#### [Exercise requirements]
Copy all lines in the data that contain the string "Downloads".

Interface dataset entries:

* * * * * * * * *

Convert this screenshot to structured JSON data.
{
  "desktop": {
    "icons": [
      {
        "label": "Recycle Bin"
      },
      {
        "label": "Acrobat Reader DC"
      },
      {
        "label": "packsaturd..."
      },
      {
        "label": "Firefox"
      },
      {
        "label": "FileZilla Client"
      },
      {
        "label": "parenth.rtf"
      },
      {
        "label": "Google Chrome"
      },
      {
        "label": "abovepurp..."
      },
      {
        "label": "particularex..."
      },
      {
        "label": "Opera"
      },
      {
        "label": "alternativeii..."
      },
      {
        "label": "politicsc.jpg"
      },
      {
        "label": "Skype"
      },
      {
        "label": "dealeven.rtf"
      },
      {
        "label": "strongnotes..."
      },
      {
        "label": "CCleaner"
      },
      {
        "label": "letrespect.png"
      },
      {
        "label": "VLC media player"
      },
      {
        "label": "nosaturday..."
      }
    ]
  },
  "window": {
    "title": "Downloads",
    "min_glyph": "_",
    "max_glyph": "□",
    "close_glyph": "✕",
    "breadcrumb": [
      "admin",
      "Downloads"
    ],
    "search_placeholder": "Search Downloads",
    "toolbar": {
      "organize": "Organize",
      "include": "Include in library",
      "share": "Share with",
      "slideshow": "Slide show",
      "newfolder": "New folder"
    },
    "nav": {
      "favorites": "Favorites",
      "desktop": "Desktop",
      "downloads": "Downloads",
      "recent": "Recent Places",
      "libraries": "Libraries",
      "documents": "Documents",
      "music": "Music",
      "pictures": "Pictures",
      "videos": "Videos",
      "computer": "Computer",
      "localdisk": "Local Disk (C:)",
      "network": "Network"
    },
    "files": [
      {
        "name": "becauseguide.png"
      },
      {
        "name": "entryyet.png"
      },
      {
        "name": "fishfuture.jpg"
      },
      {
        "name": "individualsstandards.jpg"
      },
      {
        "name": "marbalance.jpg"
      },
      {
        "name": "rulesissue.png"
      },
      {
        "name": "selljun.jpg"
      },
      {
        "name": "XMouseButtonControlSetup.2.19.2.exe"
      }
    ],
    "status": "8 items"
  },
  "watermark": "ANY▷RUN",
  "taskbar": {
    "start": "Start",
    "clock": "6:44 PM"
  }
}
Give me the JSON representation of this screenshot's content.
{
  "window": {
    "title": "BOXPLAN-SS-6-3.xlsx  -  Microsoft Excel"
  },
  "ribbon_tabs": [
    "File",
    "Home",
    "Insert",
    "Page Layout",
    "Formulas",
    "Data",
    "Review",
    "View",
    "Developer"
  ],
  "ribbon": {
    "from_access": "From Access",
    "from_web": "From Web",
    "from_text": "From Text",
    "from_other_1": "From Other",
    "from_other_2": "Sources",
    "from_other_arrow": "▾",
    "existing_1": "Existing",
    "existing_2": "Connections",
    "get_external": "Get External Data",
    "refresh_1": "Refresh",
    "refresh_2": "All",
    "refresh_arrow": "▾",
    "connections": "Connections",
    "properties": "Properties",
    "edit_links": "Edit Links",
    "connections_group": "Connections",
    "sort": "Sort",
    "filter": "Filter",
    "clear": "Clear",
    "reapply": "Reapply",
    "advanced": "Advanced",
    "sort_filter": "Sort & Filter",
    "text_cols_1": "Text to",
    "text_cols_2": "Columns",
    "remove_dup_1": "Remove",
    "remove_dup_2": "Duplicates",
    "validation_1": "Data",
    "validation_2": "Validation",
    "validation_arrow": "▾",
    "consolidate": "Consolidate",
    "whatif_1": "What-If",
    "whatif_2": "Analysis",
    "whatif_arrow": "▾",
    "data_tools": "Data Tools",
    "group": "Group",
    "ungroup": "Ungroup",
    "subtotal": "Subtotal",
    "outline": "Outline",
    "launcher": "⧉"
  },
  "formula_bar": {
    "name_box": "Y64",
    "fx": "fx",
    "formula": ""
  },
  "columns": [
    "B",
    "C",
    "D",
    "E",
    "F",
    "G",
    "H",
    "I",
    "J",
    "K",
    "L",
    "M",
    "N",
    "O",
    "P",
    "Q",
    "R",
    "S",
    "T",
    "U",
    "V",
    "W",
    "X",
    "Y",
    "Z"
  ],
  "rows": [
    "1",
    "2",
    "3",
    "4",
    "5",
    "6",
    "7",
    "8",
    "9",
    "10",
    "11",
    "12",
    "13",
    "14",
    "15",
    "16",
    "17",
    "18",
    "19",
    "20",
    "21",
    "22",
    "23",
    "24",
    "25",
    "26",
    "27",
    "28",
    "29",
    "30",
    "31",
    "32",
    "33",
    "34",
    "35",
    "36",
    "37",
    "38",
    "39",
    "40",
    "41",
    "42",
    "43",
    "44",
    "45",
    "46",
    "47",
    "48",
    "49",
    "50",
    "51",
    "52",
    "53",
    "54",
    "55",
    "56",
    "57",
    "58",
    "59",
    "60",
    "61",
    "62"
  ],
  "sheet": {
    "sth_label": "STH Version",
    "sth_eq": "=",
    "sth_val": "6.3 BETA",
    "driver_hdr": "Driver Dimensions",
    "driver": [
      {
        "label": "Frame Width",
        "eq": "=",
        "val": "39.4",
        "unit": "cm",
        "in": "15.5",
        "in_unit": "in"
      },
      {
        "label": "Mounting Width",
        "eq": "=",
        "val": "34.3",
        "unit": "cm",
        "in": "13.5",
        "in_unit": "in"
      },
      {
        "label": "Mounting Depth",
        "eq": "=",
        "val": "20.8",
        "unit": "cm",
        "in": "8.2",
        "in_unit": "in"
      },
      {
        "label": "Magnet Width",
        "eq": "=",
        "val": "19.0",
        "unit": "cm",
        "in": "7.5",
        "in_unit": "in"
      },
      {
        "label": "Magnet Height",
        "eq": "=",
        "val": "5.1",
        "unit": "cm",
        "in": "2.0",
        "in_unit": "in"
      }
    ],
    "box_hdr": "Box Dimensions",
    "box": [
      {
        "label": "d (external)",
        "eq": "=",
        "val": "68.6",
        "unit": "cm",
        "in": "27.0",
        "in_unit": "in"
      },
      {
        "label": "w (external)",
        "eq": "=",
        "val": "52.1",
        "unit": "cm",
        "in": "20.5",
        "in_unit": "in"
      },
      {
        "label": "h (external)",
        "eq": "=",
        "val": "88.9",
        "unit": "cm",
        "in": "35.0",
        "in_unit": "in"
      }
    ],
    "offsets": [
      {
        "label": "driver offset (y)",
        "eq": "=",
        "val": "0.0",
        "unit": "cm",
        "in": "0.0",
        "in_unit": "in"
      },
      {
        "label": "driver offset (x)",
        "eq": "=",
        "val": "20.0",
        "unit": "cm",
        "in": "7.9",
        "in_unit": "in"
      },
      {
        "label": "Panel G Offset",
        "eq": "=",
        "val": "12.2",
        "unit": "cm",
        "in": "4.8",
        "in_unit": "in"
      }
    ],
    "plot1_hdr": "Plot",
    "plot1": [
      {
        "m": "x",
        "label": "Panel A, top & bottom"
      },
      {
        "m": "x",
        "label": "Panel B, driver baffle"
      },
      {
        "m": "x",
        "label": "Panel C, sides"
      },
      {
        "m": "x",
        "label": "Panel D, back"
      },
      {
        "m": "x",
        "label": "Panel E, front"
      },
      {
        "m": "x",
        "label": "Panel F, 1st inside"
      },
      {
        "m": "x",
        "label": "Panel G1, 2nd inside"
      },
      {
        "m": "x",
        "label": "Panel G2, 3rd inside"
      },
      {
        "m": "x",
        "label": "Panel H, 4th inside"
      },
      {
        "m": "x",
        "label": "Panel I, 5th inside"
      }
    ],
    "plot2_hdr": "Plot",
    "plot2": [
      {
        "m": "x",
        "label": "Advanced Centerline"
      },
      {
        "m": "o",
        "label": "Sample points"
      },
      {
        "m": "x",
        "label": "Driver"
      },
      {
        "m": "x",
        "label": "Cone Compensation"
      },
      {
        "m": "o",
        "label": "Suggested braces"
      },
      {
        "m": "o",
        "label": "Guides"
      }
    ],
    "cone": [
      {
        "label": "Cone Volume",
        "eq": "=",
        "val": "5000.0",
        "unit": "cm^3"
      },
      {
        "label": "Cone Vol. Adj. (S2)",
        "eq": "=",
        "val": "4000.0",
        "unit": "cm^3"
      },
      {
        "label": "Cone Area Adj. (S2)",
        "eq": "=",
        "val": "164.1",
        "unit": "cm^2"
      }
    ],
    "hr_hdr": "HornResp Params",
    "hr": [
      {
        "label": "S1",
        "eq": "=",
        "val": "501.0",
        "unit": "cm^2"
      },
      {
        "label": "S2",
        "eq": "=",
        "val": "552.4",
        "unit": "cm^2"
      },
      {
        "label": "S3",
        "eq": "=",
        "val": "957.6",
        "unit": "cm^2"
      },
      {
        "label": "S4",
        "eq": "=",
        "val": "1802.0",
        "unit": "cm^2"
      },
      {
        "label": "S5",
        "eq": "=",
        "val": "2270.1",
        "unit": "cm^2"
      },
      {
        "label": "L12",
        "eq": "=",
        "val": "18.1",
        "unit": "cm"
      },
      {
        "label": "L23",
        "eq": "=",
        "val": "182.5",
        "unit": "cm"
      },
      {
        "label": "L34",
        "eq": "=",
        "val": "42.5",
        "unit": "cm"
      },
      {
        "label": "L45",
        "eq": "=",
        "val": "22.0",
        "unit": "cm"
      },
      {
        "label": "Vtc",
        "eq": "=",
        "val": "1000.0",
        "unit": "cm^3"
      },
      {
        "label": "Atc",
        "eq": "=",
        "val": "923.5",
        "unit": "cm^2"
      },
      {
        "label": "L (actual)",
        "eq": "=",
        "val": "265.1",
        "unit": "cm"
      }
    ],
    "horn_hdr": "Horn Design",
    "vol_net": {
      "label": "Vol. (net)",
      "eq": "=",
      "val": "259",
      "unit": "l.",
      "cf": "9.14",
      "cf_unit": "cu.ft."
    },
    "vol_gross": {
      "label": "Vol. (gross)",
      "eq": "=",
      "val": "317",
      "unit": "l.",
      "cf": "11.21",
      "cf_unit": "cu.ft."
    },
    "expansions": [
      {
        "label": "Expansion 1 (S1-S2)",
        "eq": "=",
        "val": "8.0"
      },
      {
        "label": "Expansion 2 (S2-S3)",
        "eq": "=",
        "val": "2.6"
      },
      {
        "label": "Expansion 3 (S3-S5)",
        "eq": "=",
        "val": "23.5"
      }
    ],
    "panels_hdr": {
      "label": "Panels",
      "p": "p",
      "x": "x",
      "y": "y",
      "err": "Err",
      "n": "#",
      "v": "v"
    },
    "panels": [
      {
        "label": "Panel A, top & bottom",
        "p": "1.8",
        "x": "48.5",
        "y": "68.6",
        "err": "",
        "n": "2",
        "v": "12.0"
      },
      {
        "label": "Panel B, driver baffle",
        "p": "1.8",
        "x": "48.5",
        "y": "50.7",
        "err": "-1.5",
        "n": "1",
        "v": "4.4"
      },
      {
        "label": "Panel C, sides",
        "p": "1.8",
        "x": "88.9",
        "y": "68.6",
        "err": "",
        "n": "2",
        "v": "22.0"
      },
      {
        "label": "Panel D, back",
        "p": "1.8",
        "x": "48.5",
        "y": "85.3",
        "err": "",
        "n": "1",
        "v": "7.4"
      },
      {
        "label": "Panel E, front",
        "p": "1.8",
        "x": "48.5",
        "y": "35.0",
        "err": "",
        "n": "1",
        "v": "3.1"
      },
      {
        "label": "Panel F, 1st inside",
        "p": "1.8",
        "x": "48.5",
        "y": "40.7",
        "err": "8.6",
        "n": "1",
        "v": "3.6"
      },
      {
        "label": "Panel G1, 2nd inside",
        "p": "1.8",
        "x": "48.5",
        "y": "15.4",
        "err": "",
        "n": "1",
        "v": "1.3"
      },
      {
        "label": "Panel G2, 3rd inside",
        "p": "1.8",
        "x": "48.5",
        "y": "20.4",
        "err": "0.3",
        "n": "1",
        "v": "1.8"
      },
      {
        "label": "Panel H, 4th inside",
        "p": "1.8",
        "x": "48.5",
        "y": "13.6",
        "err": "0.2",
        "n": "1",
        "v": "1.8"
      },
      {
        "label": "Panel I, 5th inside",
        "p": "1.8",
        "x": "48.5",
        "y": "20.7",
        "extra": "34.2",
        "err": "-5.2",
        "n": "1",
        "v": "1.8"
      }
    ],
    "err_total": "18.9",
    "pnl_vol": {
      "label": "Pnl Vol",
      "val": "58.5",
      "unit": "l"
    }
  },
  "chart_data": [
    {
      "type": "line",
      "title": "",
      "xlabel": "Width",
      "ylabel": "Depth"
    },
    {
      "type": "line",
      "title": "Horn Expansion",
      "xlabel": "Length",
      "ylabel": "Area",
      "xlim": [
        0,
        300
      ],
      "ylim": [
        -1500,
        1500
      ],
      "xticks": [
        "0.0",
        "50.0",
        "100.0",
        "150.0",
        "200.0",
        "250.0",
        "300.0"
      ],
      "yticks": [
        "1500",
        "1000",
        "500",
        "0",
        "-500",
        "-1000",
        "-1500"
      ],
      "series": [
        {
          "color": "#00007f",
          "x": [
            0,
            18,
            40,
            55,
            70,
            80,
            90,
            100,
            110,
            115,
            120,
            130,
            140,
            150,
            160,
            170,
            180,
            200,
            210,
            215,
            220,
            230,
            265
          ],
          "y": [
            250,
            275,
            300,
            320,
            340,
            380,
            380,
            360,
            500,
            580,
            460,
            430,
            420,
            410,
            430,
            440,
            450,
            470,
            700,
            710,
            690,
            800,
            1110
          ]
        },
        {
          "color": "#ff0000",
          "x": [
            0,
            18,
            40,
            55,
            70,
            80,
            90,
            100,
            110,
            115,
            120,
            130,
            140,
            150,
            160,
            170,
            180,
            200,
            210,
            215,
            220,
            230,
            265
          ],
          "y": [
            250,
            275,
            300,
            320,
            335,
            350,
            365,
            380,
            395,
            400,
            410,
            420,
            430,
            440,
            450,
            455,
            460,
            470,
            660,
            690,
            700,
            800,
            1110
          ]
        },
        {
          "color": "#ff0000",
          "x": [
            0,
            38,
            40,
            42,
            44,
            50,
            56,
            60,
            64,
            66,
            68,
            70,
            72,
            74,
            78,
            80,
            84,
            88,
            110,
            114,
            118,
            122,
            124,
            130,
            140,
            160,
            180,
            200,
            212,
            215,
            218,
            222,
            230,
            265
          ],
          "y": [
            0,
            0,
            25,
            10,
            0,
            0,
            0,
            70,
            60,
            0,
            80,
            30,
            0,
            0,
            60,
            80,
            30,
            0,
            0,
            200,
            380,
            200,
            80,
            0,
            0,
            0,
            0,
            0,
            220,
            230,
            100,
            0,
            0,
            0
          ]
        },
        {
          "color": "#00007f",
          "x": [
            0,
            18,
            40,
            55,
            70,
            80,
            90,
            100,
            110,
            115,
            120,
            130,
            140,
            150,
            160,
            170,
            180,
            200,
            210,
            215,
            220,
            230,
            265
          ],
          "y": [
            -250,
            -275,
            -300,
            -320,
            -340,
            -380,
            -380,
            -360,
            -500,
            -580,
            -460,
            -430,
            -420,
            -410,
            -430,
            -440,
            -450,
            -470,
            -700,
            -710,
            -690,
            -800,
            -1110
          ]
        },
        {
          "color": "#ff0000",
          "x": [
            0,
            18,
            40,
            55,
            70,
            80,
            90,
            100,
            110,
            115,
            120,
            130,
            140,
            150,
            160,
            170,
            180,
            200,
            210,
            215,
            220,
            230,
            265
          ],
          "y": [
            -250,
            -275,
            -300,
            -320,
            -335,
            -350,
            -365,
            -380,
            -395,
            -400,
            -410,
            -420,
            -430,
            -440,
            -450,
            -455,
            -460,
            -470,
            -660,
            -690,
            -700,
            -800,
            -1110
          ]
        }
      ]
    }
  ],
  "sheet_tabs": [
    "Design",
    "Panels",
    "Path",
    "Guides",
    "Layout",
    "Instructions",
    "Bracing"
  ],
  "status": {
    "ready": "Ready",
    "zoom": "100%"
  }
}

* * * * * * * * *

#### [Exercise solution]
    "title": "Downloads",
      "Downloads"
    "search_placeholder": "Search Downloads",
      "downloads": "Downloads",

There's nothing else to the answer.